An excess of behaviour problems was evident at age 3 and 11; four XXX girls (25%) had psychiatric referral compared with 3% of the female controls.1 The diagnoses included depression, drug abuse, and obsessive–compulsive disorder.
Most XXX girls expressed relief at leaving school where they felt under pressure, and they gained employment in hairdressing, cooking, and waitressing, while four became housewives. They were physically attractive girls and they displayed a common sense attitude that counterbalanced their low educational achievements. In general their outcome was more successful than that described for the 11 XXX girls from Denver.27
An additional X or Y chromosome has a mild adverse effect on brain development, most noticeable in the former case for girls, while the gonadal effect is severe in boys and questionable in girls. Review of the literature reveals that 16% of the offspring of XXX women have chromosomally abnormalities but this figure is inevitably affected by the tendency to report abnormality, and results from the cohort described here will require another 10 years of observation to be of use; therefore, it is advisable for XXX women to have amniocentesis in early pregnancy.
For XXY men, once infertility is established it is important to emphasise that family life is not precluded—supplementary testosterone will maintain libido, donor sperm can enable pregnancy with full confidentiality, and in the future intracytoplasmic sperm injection may be possible if some sperm are being produced.
Boys and girls with an extra X chromosome have a high risk of educational difficulty, and regular assessment of educational achievements will allow early intervention and help prevent secondary behavioural problems.
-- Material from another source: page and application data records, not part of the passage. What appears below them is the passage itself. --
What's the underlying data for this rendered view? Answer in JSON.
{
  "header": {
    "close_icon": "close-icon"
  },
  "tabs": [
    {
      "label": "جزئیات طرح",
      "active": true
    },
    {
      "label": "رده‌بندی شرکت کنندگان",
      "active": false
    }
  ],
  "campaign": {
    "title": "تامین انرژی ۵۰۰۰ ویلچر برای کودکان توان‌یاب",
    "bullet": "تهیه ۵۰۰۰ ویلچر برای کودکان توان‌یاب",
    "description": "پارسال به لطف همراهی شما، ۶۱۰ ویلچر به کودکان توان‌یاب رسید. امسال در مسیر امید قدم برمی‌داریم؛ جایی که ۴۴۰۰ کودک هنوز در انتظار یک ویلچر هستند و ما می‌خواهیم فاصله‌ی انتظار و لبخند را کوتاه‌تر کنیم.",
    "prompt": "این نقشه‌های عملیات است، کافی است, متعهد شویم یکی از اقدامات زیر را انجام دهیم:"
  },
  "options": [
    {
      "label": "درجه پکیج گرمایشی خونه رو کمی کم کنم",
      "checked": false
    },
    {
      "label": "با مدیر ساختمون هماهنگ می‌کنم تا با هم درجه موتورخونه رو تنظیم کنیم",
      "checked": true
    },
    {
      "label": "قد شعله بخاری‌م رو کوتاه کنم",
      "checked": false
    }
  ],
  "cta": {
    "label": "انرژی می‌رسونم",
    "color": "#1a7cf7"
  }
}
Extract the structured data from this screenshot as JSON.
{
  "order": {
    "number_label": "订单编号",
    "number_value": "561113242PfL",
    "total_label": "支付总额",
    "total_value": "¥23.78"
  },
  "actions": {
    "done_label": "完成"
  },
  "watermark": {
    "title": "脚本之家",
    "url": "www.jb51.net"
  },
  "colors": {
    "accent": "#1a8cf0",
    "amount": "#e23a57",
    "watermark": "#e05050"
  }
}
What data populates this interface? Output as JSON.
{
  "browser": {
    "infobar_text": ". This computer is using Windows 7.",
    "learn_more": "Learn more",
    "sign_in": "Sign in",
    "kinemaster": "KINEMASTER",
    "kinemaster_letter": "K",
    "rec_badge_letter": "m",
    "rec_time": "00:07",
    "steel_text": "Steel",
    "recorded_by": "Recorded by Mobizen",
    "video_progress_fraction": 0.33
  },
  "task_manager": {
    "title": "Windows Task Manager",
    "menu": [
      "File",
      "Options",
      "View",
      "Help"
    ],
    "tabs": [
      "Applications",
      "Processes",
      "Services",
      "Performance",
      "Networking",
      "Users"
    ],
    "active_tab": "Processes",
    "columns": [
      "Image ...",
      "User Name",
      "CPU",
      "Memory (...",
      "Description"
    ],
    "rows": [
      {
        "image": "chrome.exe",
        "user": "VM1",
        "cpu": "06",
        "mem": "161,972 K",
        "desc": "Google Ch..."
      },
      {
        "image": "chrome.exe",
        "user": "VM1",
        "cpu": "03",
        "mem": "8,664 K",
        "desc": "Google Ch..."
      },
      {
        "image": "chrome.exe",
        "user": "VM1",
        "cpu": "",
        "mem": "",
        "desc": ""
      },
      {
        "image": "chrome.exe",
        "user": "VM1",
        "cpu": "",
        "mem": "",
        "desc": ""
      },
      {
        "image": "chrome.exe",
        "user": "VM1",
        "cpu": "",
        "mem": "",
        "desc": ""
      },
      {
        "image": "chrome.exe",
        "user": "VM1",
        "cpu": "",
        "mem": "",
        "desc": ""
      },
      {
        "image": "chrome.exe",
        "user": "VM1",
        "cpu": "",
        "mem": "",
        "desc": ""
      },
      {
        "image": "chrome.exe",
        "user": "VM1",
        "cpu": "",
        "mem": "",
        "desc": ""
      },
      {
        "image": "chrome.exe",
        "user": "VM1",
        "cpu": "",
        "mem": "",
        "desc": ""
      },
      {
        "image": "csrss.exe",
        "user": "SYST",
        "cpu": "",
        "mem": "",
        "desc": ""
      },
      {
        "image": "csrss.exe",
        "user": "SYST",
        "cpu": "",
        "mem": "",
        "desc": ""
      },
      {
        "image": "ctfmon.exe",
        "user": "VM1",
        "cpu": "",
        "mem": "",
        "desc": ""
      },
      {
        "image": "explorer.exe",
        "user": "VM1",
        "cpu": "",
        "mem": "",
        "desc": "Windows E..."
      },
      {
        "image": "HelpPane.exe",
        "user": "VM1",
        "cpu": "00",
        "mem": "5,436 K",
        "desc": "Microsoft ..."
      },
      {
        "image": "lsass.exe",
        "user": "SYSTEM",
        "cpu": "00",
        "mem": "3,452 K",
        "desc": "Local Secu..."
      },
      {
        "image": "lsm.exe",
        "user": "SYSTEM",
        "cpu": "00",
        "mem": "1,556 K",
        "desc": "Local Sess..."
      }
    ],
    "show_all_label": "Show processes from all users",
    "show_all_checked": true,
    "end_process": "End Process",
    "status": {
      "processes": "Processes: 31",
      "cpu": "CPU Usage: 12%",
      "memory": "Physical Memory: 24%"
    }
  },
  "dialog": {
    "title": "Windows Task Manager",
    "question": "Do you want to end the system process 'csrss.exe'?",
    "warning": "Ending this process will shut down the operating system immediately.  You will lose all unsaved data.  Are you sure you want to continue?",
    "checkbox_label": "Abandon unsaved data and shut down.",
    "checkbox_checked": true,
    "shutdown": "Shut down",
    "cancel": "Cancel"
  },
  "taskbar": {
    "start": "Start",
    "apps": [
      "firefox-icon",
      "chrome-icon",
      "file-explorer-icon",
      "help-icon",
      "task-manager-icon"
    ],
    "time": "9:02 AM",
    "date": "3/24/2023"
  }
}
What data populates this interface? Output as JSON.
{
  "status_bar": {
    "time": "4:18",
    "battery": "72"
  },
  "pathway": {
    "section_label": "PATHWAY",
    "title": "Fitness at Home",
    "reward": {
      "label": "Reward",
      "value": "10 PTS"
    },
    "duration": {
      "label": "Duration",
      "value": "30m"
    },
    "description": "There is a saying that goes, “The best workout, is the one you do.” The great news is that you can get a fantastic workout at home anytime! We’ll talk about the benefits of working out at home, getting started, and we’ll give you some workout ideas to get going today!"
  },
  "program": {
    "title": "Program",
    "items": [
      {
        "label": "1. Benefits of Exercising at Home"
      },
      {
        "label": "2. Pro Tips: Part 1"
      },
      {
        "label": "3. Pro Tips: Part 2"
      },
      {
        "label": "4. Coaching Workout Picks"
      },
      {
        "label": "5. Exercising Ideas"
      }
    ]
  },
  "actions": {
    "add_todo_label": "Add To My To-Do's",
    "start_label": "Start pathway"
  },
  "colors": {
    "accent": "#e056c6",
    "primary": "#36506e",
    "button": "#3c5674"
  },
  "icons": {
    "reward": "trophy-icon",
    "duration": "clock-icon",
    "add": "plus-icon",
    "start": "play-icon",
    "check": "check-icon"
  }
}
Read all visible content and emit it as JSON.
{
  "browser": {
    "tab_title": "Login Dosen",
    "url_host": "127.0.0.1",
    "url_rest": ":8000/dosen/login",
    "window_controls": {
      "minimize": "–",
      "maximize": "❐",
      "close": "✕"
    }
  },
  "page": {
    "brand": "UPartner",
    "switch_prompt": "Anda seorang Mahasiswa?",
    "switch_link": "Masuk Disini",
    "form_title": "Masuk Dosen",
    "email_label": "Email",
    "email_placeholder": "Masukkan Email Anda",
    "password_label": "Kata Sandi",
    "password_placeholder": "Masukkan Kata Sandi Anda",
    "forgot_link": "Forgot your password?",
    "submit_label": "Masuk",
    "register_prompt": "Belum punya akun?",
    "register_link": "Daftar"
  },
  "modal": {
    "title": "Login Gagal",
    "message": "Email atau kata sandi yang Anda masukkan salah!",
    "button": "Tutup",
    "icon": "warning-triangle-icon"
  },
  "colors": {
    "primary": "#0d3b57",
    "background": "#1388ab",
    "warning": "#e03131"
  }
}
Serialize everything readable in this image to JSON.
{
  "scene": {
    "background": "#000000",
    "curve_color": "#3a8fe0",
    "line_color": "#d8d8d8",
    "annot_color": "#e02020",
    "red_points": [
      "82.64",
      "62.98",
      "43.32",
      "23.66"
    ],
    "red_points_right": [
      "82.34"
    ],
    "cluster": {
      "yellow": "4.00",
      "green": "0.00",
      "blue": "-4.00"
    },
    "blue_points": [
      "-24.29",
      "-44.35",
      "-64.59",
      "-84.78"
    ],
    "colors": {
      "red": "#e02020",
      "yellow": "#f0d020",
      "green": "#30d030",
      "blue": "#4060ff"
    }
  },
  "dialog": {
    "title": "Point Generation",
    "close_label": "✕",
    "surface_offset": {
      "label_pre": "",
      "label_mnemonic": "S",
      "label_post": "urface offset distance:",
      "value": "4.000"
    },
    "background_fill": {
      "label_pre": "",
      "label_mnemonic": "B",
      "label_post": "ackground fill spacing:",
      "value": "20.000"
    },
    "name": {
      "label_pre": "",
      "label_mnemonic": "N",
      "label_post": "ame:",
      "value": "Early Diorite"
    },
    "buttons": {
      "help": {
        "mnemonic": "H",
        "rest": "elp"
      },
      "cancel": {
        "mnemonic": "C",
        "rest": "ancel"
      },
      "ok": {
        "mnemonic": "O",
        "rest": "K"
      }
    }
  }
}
In contrast to the findings from surveys of institutions we did not find evidence of increased criminality in XXY cases, but our numbers are small and the results from the other newborn surveys are awaited.
In the XYY boy, the combination of lowered intelligence, delayed development of speech, and emotional maturity, together with greater body size leading to higher expectations, combine to increase the frequency of behavioural problems and of criminal conviction. There is however improvement with time with spontaneous maturation, educational intervention, consistent parental management, and psychiatric help when necessary.
To reduce the number of children with sex chromosome abnormalities who remain undiagnosed it would be advisable to include sex chromatin screening, or chromosome analysis, in the investigation of all boys with undescended testes, as an XXY karyotype is three times greater in these boys than the population rate.28 Similarly, all boys with micropenis or gynaecomastia require chromosome analysis.
Prepubertally, a combination of height at or above the 75th centile, owing to increased leg length, and a head circumference around the 15th centile, with truncal obesity and educational difficulties, strongly suggest an XXY karyotype.
The combination of tall stature with behaviour problems from early childhood are suggestive of an XYY constitution, but the influence of paternal height must be borne in mind as the XYY son of a short father may be of average height.
In girls, a head circumference around the 10th centile combined with increased leg length and educational difficulties would raise the suspicion of XXX karyotype.
Finally all three categories have an increased incidence of delayed speech development suggesting that sex chromatin screening of patients attending speech clinics would be beneficial.
Long term outcome in children of sex chromosome abnormalities.Shirley Ratcliffe. Arch Dis Child 1999;80:192-5
Under the heading 47,XXY, the statement about employment should have read:"While most XXY boys have less skilled jobs than their fathers, and experienced more job changes, there was no increase in unemployment"and not as quoted - the error is regretted.
If you wish to reuse any or all of this article please use the link below which will take you to the Copyright Clearance Center’s RightsLink service. You will be able to get a quick price and instant permission to reuse the content in many different ways.